I think I have an elevator speech in mind but I realize, when pressed, that it is not as succinct as I would like it to be and I am not convinced that there is enough overlap between my reason and those of my departmental colleagues. I think that, for the benefit of our students and for coherence in our program, that we should probably share this question with each other. I would love to hear in the comments or over at twitter (I am found there @mrdardy) what you think of this question and what your answer is.
Off to full faculty meeting starting in 33 minutes!
I feel like there’s a lot packaged up in that question, actually. First of all, where the emphasis is: Why do WE teach our students () – as opposed to leaving it up to someone else – versus putting the emphasis on the (subject). But let’s assume the latter.
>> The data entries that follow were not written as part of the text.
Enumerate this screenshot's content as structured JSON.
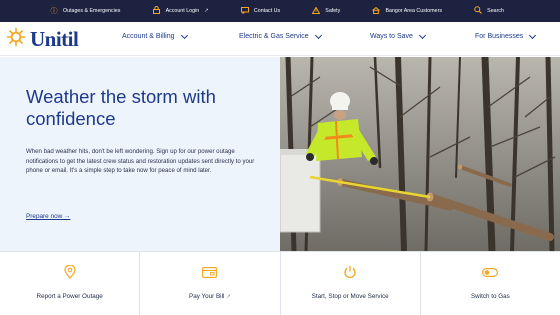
{
  "utility_bar": {
    "items": [
      {
        "label": "Outages & Emergencies",
        "icon": "info-circle-icon",
        "external": false
      },
      {
        "label": "Account Login",
        "icon": "lock-icon",
        "external": true
      },
      {
        "label": "Contact Us",
        "icon": "chat-icon",
        "external": false
      },
      {
        "label": "Safety",
        "icon": "warning-icon",
        "external": false
      },
      {
        "label": "Bangor Area Customers",
        "icon": "house-icon",
        "external": false
      },
      {
        "label": "Search",
        "icon": "search-icon",
        "external": false
      }
    ],
    "external_glyph": "↗"
  },
  "brand": {
    "name": "Unitil"
  },
  "main_nav": {
    "items": [
      {
        "label": "Account & Billing"
      },
      {
        "label": "Electric & Gas Service"
      },
      {
        "label": "Ways to Save"
      },
      {
        "label": "For Businesses"
      }
    ]
  },
  "hero": {
    "title": "Weather the storm with confidence",
    "body": "When bad weather hits, don't be left wondering. Sign up for our power outage notifications to get the latest crew status and restoration updates sent directly to your phone or email. It's a simple step to take now for peace of mind later.",
    "link_label": "Prepare now →",
    "image_description": "utility-worker-cutting-tree-branch-photo"
  },
  "quick_actions": [
    {
      "label": "Report a Power Outage",
      "icon": "location-pin-icon",
      "external": false
    },
    {
      "label": "Pay Your Bill",
      "icon": "bill-icon",
      "external": true
    },
    {
      "label": "Start, Stop or Move Service",
      "icon": "power-icon",
      "external": false
    },
    {
      "label": "Switch to Gas",
      "icon": "toggle-icon",
      "external": false
    }
  ],
  "colors": {
    "utility_bg": "#1c2240",
    "brand_blue": "#1e3a8a",
    "accent_orange": "#f5a623",
    "hero_bg": "#eef4fb"
  }
}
The “obvious” (or more standard) answers would probably be “because it’s useful/necessary/fun” – not necessarily all at once. But that’s not really subject specific.
Going a bit deeper into mathematics, I might go along the lines of because it’s important to recognize patterns – or in the case of randomness, the absence of patterns? – for the purposes of planning in our lives. It’s also important to be able to think logically (and/or statistically), and to devise ways of solving problems, for daily living.
Here’s the thought that really drove me to comment though. What if you asked all the SCIENCE teachers, “Why do we teach young people math?” What if you asked all the MATH teachers, “Why do we teach young people english?”. (Do some people really think it’s all about grammar and poetry?) As education becomes less compartmentalized, how do we see other subjects? I don’t have an answer for this, but I wonder. Hope the faculty meeting went well!